## Supplied records
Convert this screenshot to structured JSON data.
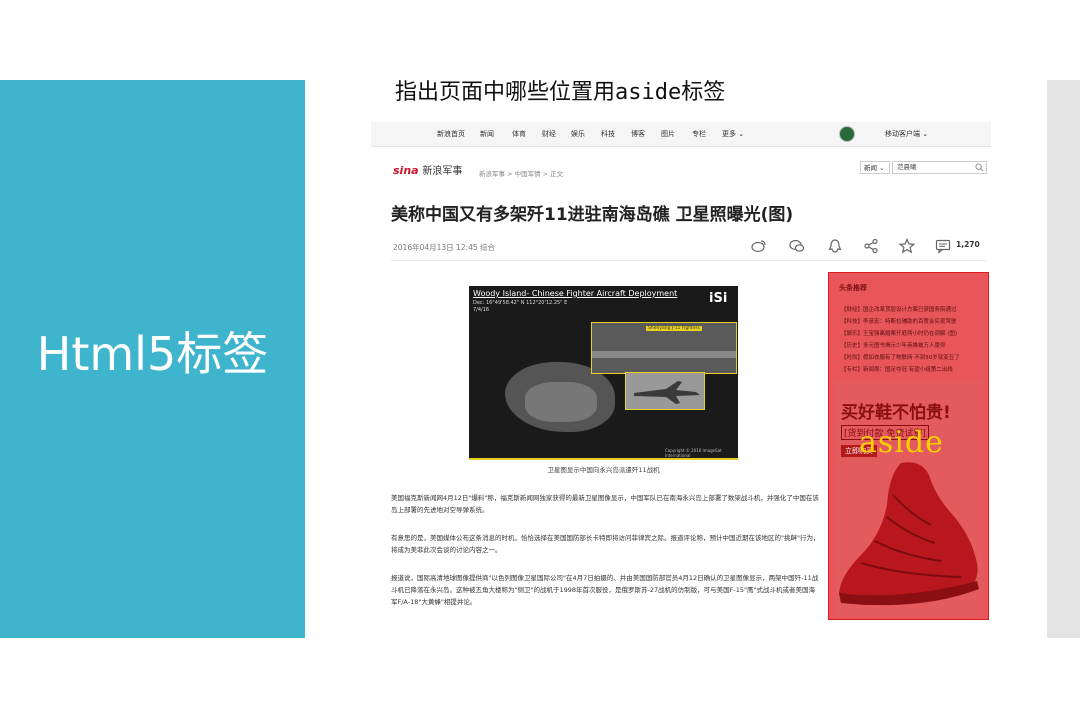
{
  "slide": {
    "side_title": "Html5标签",
    "heading_prefix": "指出页面中哪些位置用",
    "heading_code": "aside",
    "heading_suffix": "标签"
  },
  "screenshot": {
    "nav": {
      "items": [
        "新浪首页",
        "新闻",
        "体育",
        "财经",
        "娱乐",
        "科技",
        "博客",
        "图片",
        "专栏",
        "更多 ⌄"
      ],
      "mobile_label": "移动客户端 ⌄"
    },
    "site": {
      "logo_text": "sina",
      "logo_cn": "新浪军事",
      "breadcrumb": "新浪军事  >  中国军情  >  正文"
    },
    "search": {
      "select_value": "新闻 ⌄",
      "input_value": "范晨曦"
    },
    "article": {
      "headline": "美称中国又有多架歼11进驻南海岛礁 卫星照曝光(图)",
      "meta": "2016年04月13日  12:45   综合",
      "comment_count": "1,270",
      "photo": {
        "title": "Woody Island- Chinese Fighter Aircraft Deployment",
        "coords": "Dec: 16°49'58.42\" N  112°20'12.25\" E",
        "date": "7/4/16",
        "logo": "iSi",
        "inset_label": "Shenyang J-11 Fighters",
        "credit": "Copyright © 2016 ImageSat International"
      },
      "caption": "卫星图显示中国向永兴岛派遣歼11战机",
      "paragraphs": [
        "美国福克斯新闻网4月12日\"爆料\"称，福克斯新闻网独家获得的最新卫星图像显示，中国军队已在南海永兴岛上部署了数架战斗机，并强化了中国在该岛上部署的先进地对空导弹系统。",
        "有意思的是，美国媒体公布这条消息的时机，恰恰选择在美国国防部长卡特即将访问菲律宾之际。报道评论称，预计中国近期在该地区的\"挑衅\"行为，将成为美菲此次会谈的讨论内容之一。",
        "报道说，国际高清地球图像提供商\"以色列图像卫星国际公司\"在4月7日拍摄的、并由美国国防部官员4月12日确认的卫星图像显示，两架中国歼-11战斗机已降落在永兴岛。这种被五角大楼称为\"侧卫\"的战机于1998年首次服役，是俄罗斯苏-27战机的仿制版，可与美国F-15\"鹰\"式战斗机或者美国海军F/A-18\"大黄蜂\"相提并论。"
      ]
    },
    "aside": {
      "heading": "头条推荐",
      "items": [
        "【财经】国企改革顶层设计方案已获国务院通过",
        "【科技】李彦宏：特斯拉辅助的百度会实现驾驶",
        "【娱乐】王宝强离婚案开庭两小时仍在调解 (图)",
        "【历史】多元图书揭示少年英雄被万人景仰",
        "【时尚】假如衣服有了物联网 不到50岁就变丑了",
        "【专栏】新闻周：国足夺冠 有望小组第二出线"
      ],
      "ad_title": "买好鞋不怕贵!",
      "ad_sub": "[货到付款 免费试穿]",
      "ad_button": "立即购买",
      "label": "aside"
    },
    "colors": {
      "slide_blue": "#3fb4cd",
      "aside_red": "#d81920",
      "label_yellow": "#ffd000"
    }
  }
}
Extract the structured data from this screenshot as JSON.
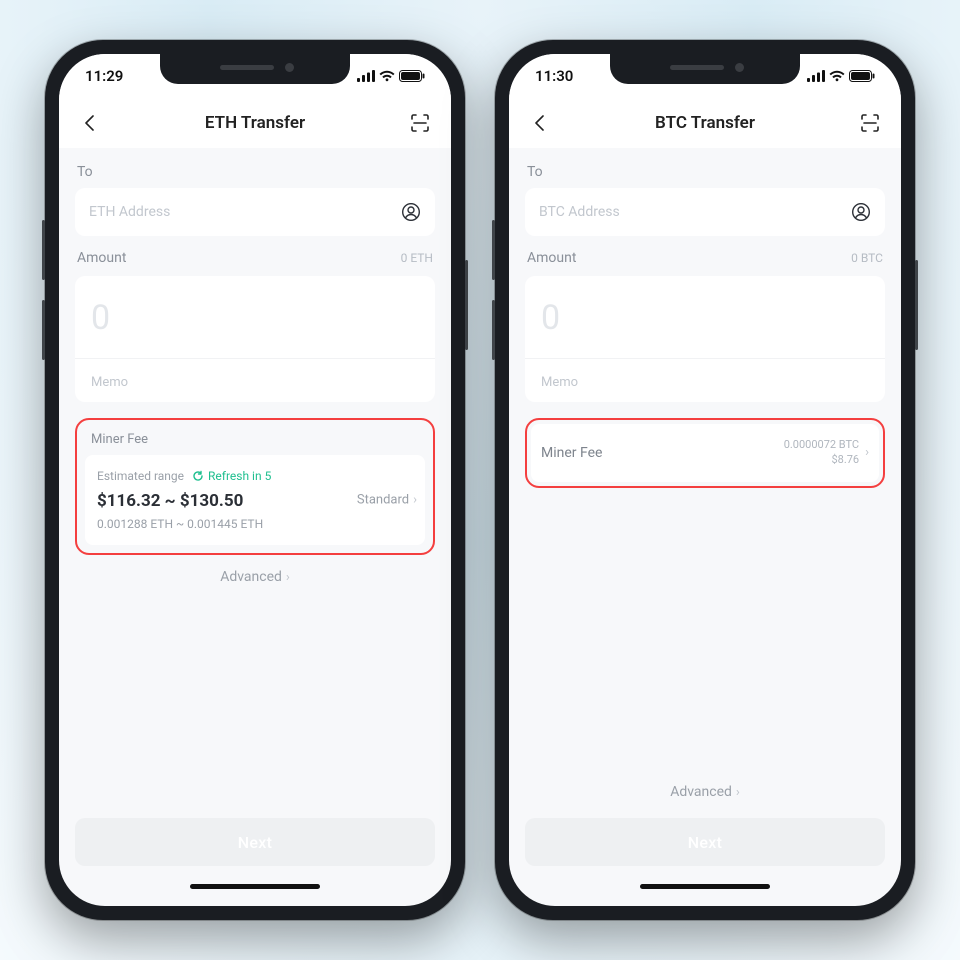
{
  "phoneA": {
    "status": {
      "time": "11:29"
    },
    "nav": {
      "title": "ETH Transfer"
    },
    "to": {
      "label": "To",
      "placeholder": "ETH Address"
    },
    "amount": {
      "label": "Amount",
      "balance": "0 ETH",
      "placeholder": "0"
    },
    "memo": {
      "placeholder": "Memo"
    },
    "miner": {
      "header": "Miner Fee",
      "estimated_label": "Estimated range",
      "refresh_text": "Refresh in 5",
      "price_range": "$116.32 ~ $130.50",
      "eth_range": "0.001288 ETH ~ 0.001445 ETH",
      "mode": "Standard"
    },
    "advanced": "Advanced",
    "next": "Next"
  },
  "phoneB": {
    "status": {
      "time": "11:30"
    },
    "nav": {
      "title": "BTC Transfer"
    },
    "to": {
      "label": "To",
      "placeholder": "BTC Address"
    },
    "amount": {
      "label": "Amount",
      "balance": "0 BTC",
      "placeholder": "0"
    },
    "memo": {
      "placeholder": "Memo"
    },
    "miner": {
      "label": "Miner Fee",
      "fee_btc": "0.0000072 BTC",
      "fee_usd": "$8.76"
    },
    "advanced": "Advanced",
    "next": "Next"
  }
}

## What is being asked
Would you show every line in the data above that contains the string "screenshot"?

## Answer to this task
Convert this screenshot to structured JSON data.
  "screenshot": {
Extract the structured data from this screenshot as JSON.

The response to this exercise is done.